For fans, lights are a vital part of the theatergoing experience. Rows of expectant ticket holders wait for the lights to go down and then they wait for them to go up so they know the journey is over. Plenty of tourists trot down New York’s Broadway just to gawk at the marquees.
But for lots of cast and crew, the most atmospheric of all theater lights is a bare bulb called a “ghost light”.
Stage manager Matt Stern has worked almost two dozen Broadway shows over nearly 20 years and in May he held the first ever Broadway Stage Manager Symposium in New York. As the person responsible for ensuring everything stays on schedule, including musical cues, Stern ran “Full Monty” and “The Little Mermaid”. He’s worked on “Wicked”, “Phantom of the Opera” and “Fiddler on the Roof” and “Les Miserable”. And for every single show he’s ensured that there will be a ghost light burning through the night.
“The ghost light is basically a lamp that’s left onstage when all the work is finished in the theater, and everyone’s gone home for the evening,” says Stern. The orchestra pit, he explains, can be around ten feet lower the stage. “So when they power off everything in the building, that’s the one little globe that’s left on so that no one walks in the theater and stumbles off the stage and breaks their neck.”
Of course, that’s just the practical reason.
“The superstition around it is that theaters tend to be inhabited by ghosts,” says Stern. “Whether it’s the ghost of old actors or people who used to work in the building, and ghost lights are supposed to keep those ghosts away so that they don’t get mischievous while everyone else is gone.”
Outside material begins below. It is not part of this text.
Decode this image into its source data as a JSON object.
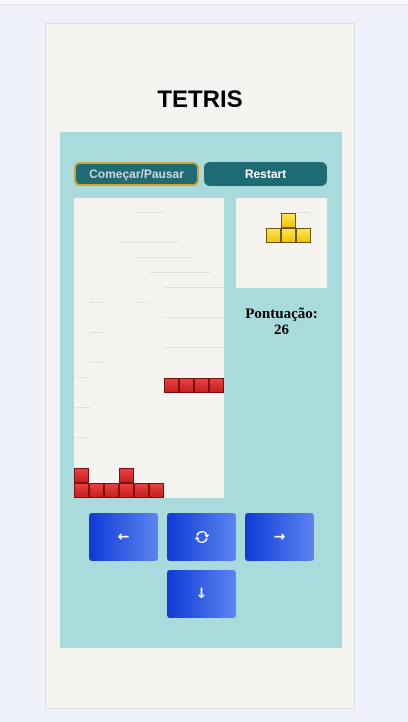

The exact origins of the ghost light is murky, although there are some popular theories. Theater scholar James Fisher writes in Historical Dictionary of American Theater: Beginnings that the ghost light “comes from the days of gas-lit theatres and refers to dimly lit gaslights used to relieve pressure on gas valves”. In another tome The A to Z of American Theater: Modernism he relates a popular legend that a burglar once snuck into a Broadway theater, fell from the darkened stage, broke his leg, and then sued the theater. And of course there is the pervasive belief that the light will either ward off ghosts or distract them.
The ghost light is also sometimes called the “Equity Lamp” which implies that it was once required by the Actor’s Equity Association but Stern says he does not know of any official mandate requiring ghost lights today.
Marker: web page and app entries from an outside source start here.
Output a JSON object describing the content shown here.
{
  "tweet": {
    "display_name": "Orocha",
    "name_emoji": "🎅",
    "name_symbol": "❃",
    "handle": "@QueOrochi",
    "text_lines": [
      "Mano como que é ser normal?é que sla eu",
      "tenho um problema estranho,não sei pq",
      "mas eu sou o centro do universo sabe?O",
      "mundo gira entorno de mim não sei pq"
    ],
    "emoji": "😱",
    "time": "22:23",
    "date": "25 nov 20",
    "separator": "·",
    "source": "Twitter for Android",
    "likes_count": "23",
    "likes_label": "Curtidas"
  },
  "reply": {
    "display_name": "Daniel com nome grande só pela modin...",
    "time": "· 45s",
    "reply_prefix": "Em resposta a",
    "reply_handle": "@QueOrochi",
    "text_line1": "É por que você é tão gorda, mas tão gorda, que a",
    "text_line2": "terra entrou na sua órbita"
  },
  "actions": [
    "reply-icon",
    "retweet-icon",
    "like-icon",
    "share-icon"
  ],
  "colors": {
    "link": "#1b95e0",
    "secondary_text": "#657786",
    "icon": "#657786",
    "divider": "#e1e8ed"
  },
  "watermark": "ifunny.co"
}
For such hallowed objects, the lights are humble often just a bare low-wattage bulb on top of a staff. (In keeping with the times, energy efficient halogen or LED bulbs are becoming more common, says Stern.) But despite their unglamorous nature, Stern says that every theater he has ever traveled to maintains one, except in very rare occasions.
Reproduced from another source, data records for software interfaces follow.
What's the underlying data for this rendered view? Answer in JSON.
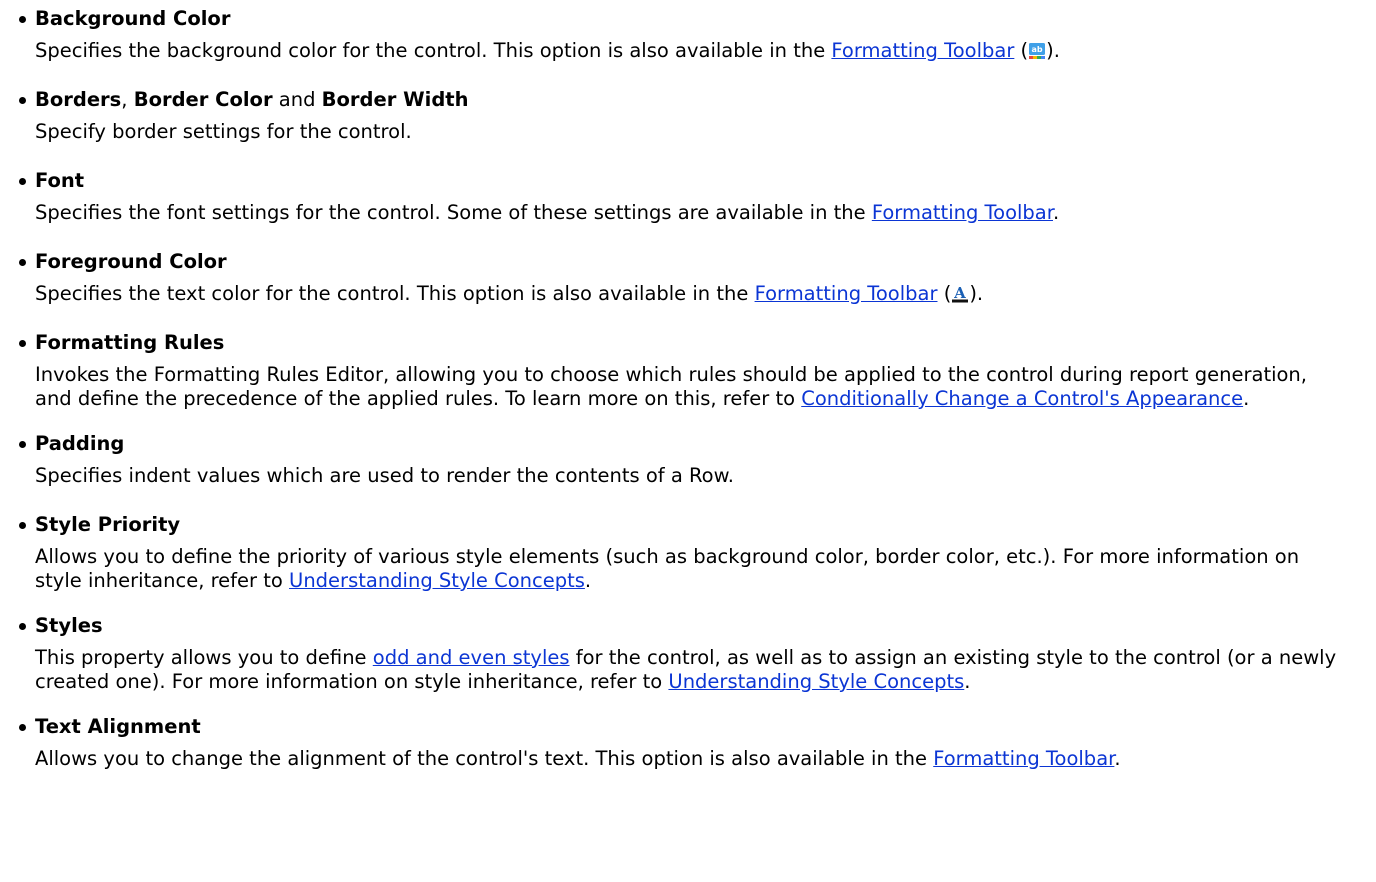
{
  "items": [
    {
      "title": "Background Color",
      "desc_before": "Specifies the background color for the control. This option is also available in the ",
      "link": "Formatting Toolbar",
      "desc_after": " (",
      "icon": "background-color-icon",
      "desc_end": ")."
    },
    {
      "title_a": "Borders",
      "sep1": ", ",
      "title_b": "Border Color",
      "sep2": " and ",
      "title_c": "Border Width",
      "desc": "Specify border settings for the control."
    },
    {
      "title": "Font",
      "desc_before": "Specifies the font settings for the control. Some of these settings are available in the ",
      "link": "Formatting Toolbar",
      "desc_end": "."
    },
    {
      "title": "Foreground Color",
      "desc_before": "Specifies the text color for the control. This option is also available in the ",
      "link": "Formatting Toolbar",
      "desc_after": " (",
      "icon": "foreground-color-icon",
      "desc_end": ")."
    },
    {
      "title": "Formatting Rules",
      "desc_before": "Invokes the Formatting Rules Editor, allowing you to choose which rules should be applied to the control during report generation, and define the precedence of the applied rules. To learn more on this, refer to ",
      "link": "Conditionally Change a Control's Appearance",
      "desc_end": "."
    },
    {
      "title": "Padding",
      "desc": "Specifies indent values which are used to render the contents of a Row."
    },
    {
      "title": "Style Priority",
      "desc_before": "Allows you to define the priority of various style elements (such as background color, border color, etc.). For more information on style inheritance, refer to ",
      "link": "Understanding Style Concepts",
      "desc_end": "."
    },
    {
      "title": "Styles",
      "desc_before": "This property allows you to define ",
      "link1": "odd and even styles",
      "desc_mid": " for the control, as well as to assign an existing style to the control (or a newly created one). For more information on style inheritance, refer to ",
      "link2": "Understanding Style Concepts",
      "desc_end": "."
    },
    {
      "title": "Text Alignment",
      "desc_before": "Allows you to change the alignment of the control's text. This option is also available in the ",
      "link": "Formatting Toolbar",
      "desc_end": "."
    }
  ]
}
Stern stage manages both Mandy Patinkin’s one-man show “Mandy Patinkin: Dress Casual” and his duet show with Patti Lupone, “An Evening with Mandy Patinkin and Patti Lupone”. In both, the ghost light becomes part of the performance. In Patinkin’s solo act, he interacts with objects on the stage, including the ghost light, which becomes “like the moon” says Stern. In the duet show, Patinkin and Lupone share the stage with 29 ghost lights, which glow in different colors. The most recent season of Fox’s “So You Think You Can Dance” featured a ghost light- themed routine. Theater critic Frank Rich called his memoir “Ghost Light”. Plenty of theaters have incorporated the tradition into their name; there is a Ghostlight Theatre in Sun City West, Arizona and in North Towanda, New York. Seattle has a theater company called Ghost Light Theatricals.
“The idea of the ghostlight on the stage in a dark theater is very, very magic,” says Stern. “You see that little glow on stage, you can see the edge of the proscenium, like ‘Wow, we’re in this place where anything can happen, who knows what ghosts are lurking around and what wonderful shows have been here before.’”